(Dataset rows for apps and sites)
· · ·
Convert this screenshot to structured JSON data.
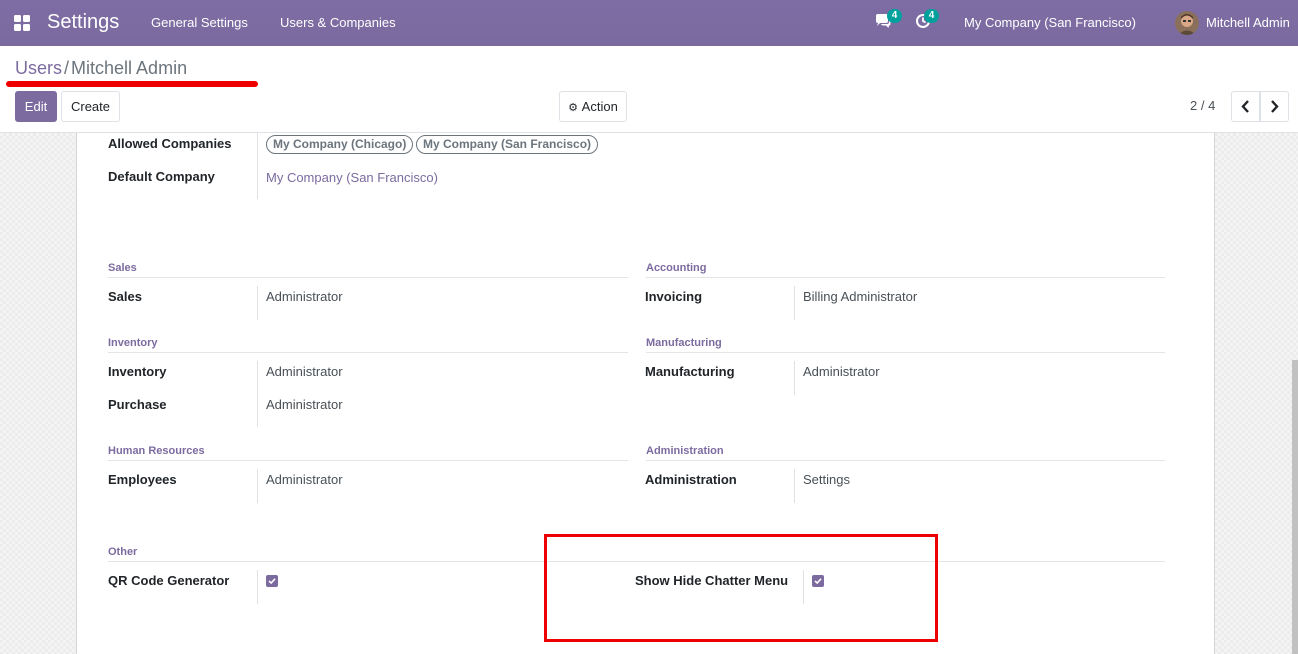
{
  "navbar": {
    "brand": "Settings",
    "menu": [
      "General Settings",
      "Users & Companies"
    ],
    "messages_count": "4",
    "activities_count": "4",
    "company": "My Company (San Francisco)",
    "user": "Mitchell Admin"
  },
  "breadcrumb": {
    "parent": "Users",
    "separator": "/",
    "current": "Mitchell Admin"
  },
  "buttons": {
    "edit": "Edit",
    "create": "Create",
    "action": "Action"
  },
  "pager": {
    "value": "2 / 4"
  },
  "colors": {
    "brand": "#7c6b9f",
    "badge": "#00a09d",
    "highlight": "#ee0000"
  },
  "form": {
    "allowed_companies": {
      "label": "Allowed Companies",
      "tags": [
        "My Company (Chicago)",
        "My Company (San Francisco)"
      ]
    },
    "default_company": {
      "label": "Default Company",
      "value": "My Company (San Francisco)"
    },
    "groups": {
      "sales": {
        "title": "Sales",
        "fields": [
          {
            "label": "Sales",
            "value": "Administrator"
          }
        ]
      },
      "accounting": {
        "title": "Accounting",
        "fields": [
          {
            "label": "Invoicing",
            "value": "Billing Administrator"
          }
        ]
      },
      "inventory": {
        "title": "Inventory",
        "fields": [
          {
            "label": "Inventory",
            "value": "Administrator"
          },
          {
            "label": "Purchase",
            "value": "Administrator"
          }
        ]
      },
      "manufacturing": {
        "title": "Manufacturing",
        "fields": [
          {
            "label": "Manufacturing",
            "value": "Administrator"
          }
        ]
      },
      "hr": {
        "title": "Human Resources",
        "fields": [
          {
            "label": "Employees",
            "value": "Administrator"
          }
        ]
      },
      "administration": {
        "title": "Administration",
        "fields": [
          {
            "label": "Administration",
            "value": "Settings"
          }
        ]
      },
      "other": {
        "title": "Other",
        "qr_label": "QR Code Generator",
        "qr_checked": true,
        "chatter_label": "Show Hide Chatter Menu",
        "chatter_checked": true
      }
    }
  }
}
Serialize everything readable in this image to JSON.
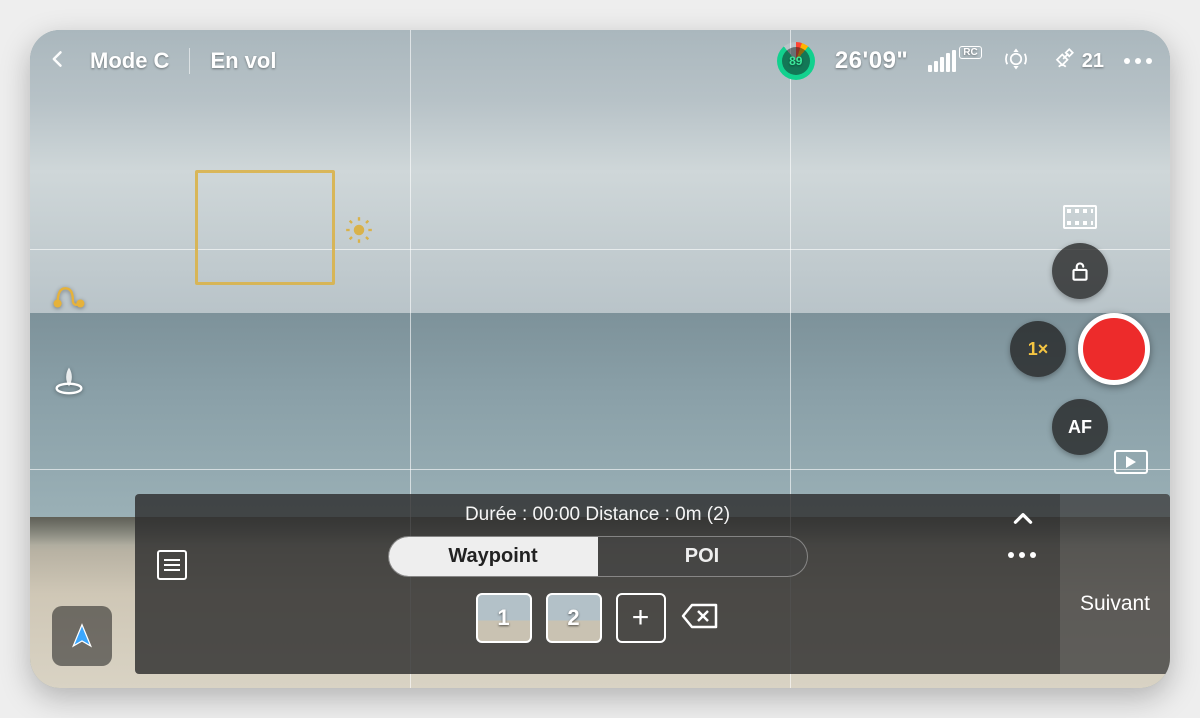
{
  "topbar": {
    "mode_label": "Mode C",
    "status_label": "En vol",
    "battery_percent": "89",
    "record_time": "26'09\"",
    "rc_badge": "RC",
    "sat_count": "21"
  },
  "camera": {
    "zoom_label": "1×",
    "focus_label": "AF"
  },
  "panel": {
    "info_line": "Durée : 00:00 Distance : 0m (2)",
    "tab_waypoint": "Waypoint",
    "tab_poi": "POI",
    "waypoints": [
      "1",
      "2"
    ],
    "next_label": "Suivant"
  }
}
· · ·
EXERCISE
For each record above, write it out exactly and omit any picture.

ANSWER
Convert this screenshot to structured JSON data.
{
  "navbar": {
    "brand": "Settings",
    "menu": [
      "General Settings",
      "Users & Companies"
    ],
    "messages_count": "4",
    "activities_count": "4",
    "company": "My Company (San Francisco)",
    "user": "Mitchell Admin"
  },
  "breadcrumb": {
    "parent": "Users",
    "separator": "/",
    "current": "Mitchell Admin"
  },
  "buttons": {
    "edit": "Edit",
    "create": "Create",
    "action": "Action"
  },
  "pager": {
    "value": "2 / 4"
  },
  "colors": {
    "brand": "#7c6b9f",
    "badge": "#00a09d",
    "highlight": "#ee0000"
  },
  "form": {
    "allowed_companies": {
      "label": "Allowed Companies",
      "tags": [
        "My Company (Chicago)",
        "My Company (San Francisco)"
      ]
    },
    "default_company": {
      "label": "Default Company",
      "value": "My Company (San Francisco)"
    },
    "groups": {
      "sales": {
        "title": "Sales",
        "fields": [
          {
            "label": "Sales",
            "value": "Administrator"
          }
        ]
      },
      "accounting": {
        "title": "Accounting",
        "fields": [
          {
            "label": "Invoicing",
            "value": "Billing Administrator"
          }
        ]
      },
      "inventory": {
        "title": "Inventory",
        "fields": [
          {
            "label": "Inventory",
            "value": "Administrator"
          },
          {
            "label": "Purchase",
            "value": "Administrator"
          }
        ]
      },
      "manufacturing": {
        "title": "Manufacturing",
        "fields": [
          {
            "label": "Manufacturing",
            "value": "Administrator"
          }
        ]
      },
      "hr": {
        "title": "Human Resources",
        "fields": [
          {
            "label": "Employees",
            "value": "Administrator"
          }
        ]
      },
      "administration": {
        "title": "Administration",
        "fields": [
          {
            "label": "Administration",
            "value": "Settings"
          }
        ]
      },
      "other": {
        "title": "Other",
        "qr_label": "QR Code Generator",
        "qr_checked": true,
        "chatter_label": "Show Hide Chatter Menu",
        "chatter_checked": true
      }
    }
  }
}
Serialize everything readable in this image to JSON.
{
  "topbar": {
    "mode_label": "Mode C",
    "status_label": "En vol",
    "battery_percent": "89",
    "record_time": "26'09\"",
    "rc_badge": "RC",
    "sat_count": "21"
  },
  "camera": {
    "zoom_label": "1×",
    "focus_label": "AF"
  },
  "panel": {
    "info_line": "Durée : 00:00 Distance : 0m (2)",
    "tab_waypoint": "Waypoint",
    "tab_poi": "POI",
    "waypoints": [
      "1",
      "2"
    ],
    "next_label": "Suivant"
  }
}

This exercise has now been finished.